[WHAT IS EXPECTED] Your task is to copy the data exactly while leaving out every picture.

[EXERCISE INPUT]
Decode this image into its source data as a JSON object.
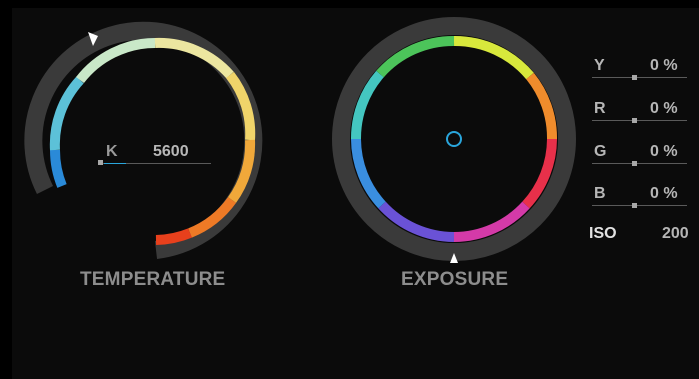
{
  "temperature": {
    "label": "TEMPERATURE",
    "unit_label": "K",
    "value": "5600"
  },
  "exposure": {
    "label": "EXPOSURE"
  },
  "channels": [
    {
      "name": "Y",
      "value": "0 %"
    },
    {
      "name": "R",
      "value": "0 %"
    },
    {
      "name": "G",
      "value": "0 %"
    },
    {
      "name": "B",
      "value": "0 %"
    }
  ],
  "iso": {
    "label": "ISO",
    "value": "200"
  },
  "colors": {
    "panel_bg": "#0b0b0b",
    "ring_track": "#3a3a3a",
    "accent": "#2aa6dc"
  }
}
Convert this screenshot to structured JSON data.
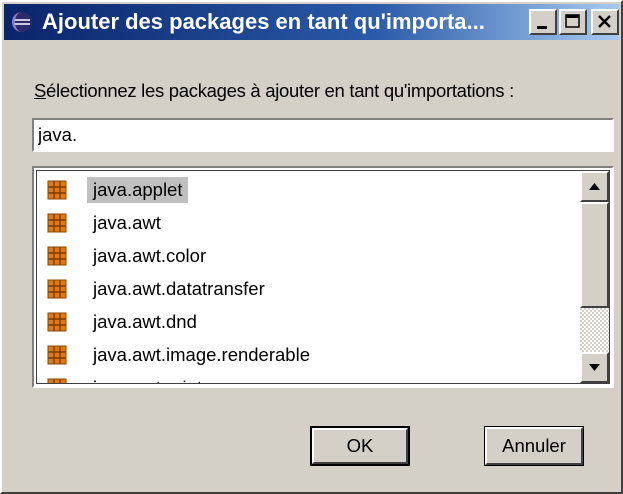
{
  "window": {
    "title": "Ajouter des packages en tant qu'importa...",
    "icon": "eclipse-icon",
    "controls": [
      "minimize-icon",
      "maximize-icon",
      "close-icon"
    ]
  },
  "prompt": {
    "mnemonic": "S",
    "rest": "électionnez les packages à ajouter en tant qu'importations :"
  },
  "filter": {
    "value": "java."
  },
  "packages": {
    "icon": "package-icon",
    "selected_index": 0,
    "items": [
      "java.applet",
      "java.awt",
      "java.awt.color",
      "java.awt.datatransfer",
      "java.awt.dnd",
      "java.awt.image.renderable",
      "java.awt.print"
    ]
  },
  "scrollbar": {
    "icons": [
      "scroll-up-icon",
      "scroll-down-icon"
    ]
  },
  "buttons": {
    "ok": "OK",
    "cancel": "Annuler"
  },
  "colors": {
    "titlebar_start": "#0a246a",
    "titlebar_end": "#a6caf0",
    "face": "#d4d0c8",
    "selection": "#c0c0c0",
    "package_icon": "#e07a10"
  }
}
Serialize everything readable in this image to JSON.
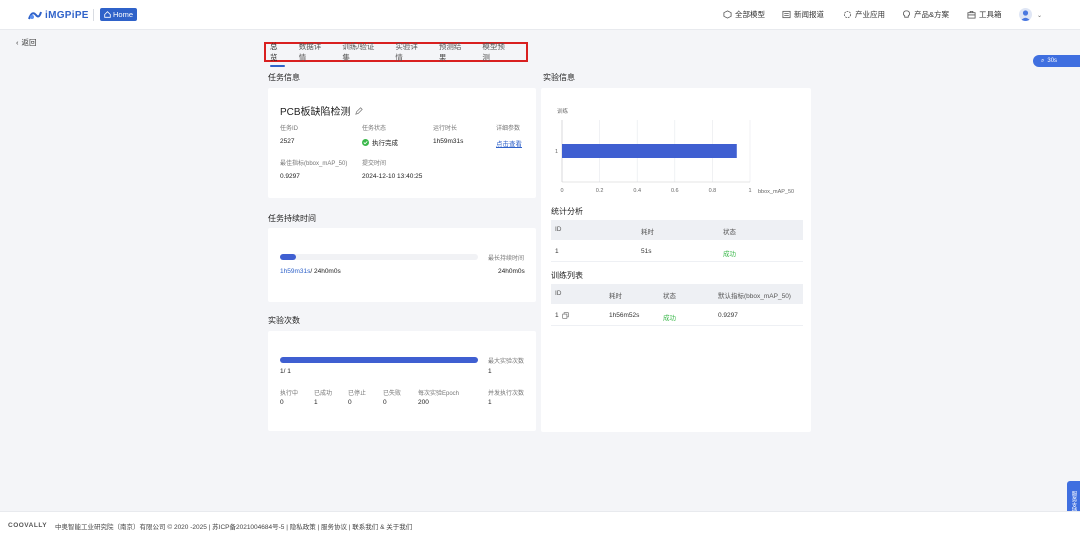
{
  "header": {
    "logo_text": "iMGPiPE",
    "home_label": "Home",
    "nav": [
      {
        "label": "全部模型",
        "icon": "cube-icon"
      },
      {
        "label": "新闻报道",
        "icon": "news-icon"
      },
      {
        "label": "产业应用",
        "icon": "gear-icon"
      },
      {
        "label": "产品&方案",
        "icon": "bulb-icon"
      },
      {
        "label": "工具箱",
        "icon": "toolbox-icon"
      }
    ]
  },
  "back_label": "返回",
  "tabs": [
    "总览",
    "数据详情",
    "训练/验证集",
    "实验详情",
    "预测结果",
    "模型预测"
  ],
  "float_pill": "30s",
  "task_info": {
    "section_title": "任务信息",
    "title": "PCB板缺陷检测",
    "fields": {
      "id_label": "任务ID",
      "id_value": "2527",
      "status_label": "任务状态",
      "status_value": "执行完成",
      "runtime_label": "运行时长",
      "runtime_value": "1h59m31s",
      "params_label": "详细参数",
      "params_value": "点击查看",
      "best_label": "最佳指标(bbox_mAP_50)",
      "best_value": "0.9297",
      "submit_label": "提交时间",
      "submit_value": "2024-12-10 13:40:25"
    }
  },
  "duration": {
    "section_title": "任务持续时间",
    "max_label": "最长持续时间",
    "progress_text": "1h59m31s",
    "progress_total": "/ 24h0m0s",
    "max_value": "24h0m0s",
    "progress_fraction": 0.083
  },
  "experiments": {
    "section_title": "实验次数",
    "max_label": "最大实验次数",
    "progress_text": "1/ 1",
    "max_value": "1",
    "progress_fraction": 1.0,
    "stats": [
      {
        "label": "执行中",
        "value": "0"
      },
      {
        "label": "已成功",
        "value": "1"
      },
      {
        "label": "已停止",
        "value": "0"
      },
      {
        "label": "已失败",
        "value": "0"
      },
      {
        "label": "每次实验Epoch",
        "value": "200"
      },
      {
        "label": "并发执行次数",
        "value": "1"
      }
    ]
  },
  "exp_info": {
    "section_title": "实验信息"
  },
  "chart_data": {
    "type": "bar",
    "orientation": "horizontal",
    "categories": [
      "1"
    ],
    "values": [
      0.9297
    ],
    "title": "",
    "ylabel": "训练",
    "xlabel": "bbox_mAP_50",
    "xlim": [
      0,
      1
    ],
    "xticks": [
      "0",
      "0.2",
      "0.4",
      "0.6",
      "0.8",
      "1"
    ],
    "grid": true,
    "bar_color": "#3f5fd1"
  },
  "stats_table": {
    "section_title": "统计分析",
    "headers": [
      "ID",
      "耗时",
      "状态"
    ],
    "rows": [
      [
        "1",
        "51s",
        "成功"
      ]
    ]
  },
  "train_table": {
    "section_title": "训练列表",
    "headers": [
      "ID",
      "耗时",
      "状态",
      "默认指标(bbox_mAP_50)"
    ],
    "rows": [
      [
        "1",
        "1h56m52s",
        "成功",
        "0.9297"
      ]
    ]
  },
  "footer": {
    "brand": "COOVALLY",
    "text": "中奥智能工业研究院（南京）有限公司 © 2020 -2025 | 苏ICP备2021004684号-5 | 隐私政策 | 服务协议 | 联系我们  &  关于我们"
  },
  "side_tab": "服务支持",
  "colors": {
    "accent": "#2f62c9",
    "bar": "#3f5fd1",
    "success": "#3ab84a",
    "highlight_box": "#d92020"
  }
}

[RESULT OF THIS TASK]
Decode this image into its source data as a JSON object.
{
  "temperature": {
    "label": "TEMPERATURE",
    "unit_label": "K",
    "value": "5600"
  },
  "exposure": {
    "label": "EXPOSURE"
  },
  "channels": [
    {
      "name": "Y",
      "value": "0 %"
    },
    {
      "name": "R",
      "value": "0 %"
    },
    {
      "name": "G",
      "value": "0 %"
    },
    {
      "name": "B",
      "value": "0 %"
    }
  ],
  "iso": {
    "label": "ISO",
    "value": "200"
  },
  "colors": {
    "panel_bg": "#0b0b0b",
    "ring_track": "#3a3a3a",
    "accent": "#2aa6dc"
  }
}
Convert this screenshot to structured JSON data.
{
  "window": {
    "title": "Ajouter des packages en tant qu'importa...",
    "icon": "eclipse-icon",
    "controls": [
      "minimize-icon",
      "maximize-icon",
      "close-icon"
    ]
  },
  "prompt": {
    "mnemonic": "S",
    "rest": "électionnez les packages à ajouter en tant qu'importations :"
  },
  "filter": {
    "value": "java."
  },
  "packages": {
    "icon": "package-icon",
    "selected_index": 0,
    "items": [
      "java.applet",
      "java.awt",
      "java.awt.color",
      "java.awt.datatransfer",
      "java.awt.dnd",
      "java.awt.image.renderable",
      "java.awt.print"
    ]
  },
  "scrollbar": {
    "icons": [
      "scroll-up-icon",
      "scroll-down-icon"
    ]
  },
  "buttons": {
    "ok": "OK",
    "cancel": "Annuler"
  },
  "colors": {
    "titlebar_start": "#0a246a",
    "titlebar_end": "#a6caf0",
    "face": "#d4d0c8",
    "selection": "#c0c0c0",
    "package_icon": "#e07a10"
  }
}
Serialize everything readable in this image to JSON.
{
  "header": {
    "logo_text": "iMGPiPE",
    "home_label": "Home",
    "nav": [
      {
        "label": "全部模型",
        "icon": "cube-icon"
      },
      {
        "label": "新闻报道",
        "icon": "news-icon"
      },
      {
        "label": "产业应用",
        "icon": "gear-icon"
      },
      {
        "label": "产品&方案",
        "icon": "bulb-icon"
      },
      {
        "label": "工具箱",
        "icon": "toolbox-icon"
      }
    ]
  },
  "back_label": "返回",
  "tabs": [
    "总览",
    "数据详情",
    "训练/验证集",
    "实验详情",
    "预测结果",
    "模型预测"
  ],
  "float_pill": "30s",
  "task_info": {
    "section_title": "任务信息",
    "title": "PCB板缺陷检测",
    "fields": {
      "id_label": "任务ID",
      "id_value": "2527",
      "status_label": "任务状态",
      "status_value": "执行完成",
      "runtime_label": "运行时长",
      "runtime_value": "1h59m31s",
      "params_label": "详细参数",
      "params_value": "点击查看",
      "best_label": "最佳指标(bbox_mAP_50)",
      "best_value": "0.9297",
      "submit_label": "提交时间",
      "submit_value": "2024-12-10 13:40:25"
    }
  },
  "duration": {
    "section_title": "任务持续时间",
    "max_label": "最长持续时间",
    "progress_text": "1h59m31s",
    "progress_total": "/ 24h0m0s",
    "max_value": "24h0m0s",
    "progress_fraction": 0.083
  },
  "experiments": {
    "section_title": "实验次数",
    "max_label": "最大实验次数",
    "progress_text": "1/ 1",
    "max_value": "1",
    "progress_fraction": 1.0,
    "stats": [
      {
        "label": "执行中",
        "value": "0"
      },
      {
        "label": "已成功",
        "value": "1"
      },
      {
        "label": "已停止",
        "value": "0"
      },
      {
        "label": "已失败",
        "value": "0"
      },
      {
        "label": "每次实验Epoch",
        "value": "200"
      },
      {
        "label": "并发执行次数",
        "value": "1"
      }
    ]
  },
  "exp_info": {
    "section_title": "实验信息"
  },
  "chart_data": {
    "type": "bar",
    "orientation": "horizontal",
    "categories": [
      "1"
    ],
    "values": [
      0.9297
    ],
    "title": "",
    "ylabel": "训练",
    "xlabel": "bbox_mAP_50",
    "xlim": [
      0,
      1
    ],
    "xticks": [
      "0",
      "0.2",
      "0.4",
      "0.6",
      "0.8",
      "1"
    ],
    "grid": true,
    "bar_color": "#3f5fd1"
  },
  "stats_table": {
    "section_title": "统计分析",
    "headers": [
      "ID",
      "耗时",
      "状态"
    ],
    "rows": [
      [
        "1",
        "51s",
        "成功"
      ]
    ]
  },
  "train_table": {
    "section_title": "训练列表",
    "headers": [
      "ID",
      "耗时",
      "状态",
      "默认指标(bbox_mAP_50)"
    ],
    "rows": [
      [
        "1",
        "1h56m52s",
        "成功",
        "0.9297"
      ]
    ]
  },
  "footer": {
    "brand": "COOVALLY",
    "text": "中奥智能工业研究院（南京）有限公司 © 2020 -2025 | 苏ICP备2021004684号-5 | 隐私政策 | 服务协议 | 联系我们  &  关于我们"
  },
  "side_tab": "服务支持",
  "colors": {
    "accent": "#2f62c9",
    "bar": "#3f5fd1",
    "success": "#3ab84a",
    "highlight_box": "#d92020"
  }
}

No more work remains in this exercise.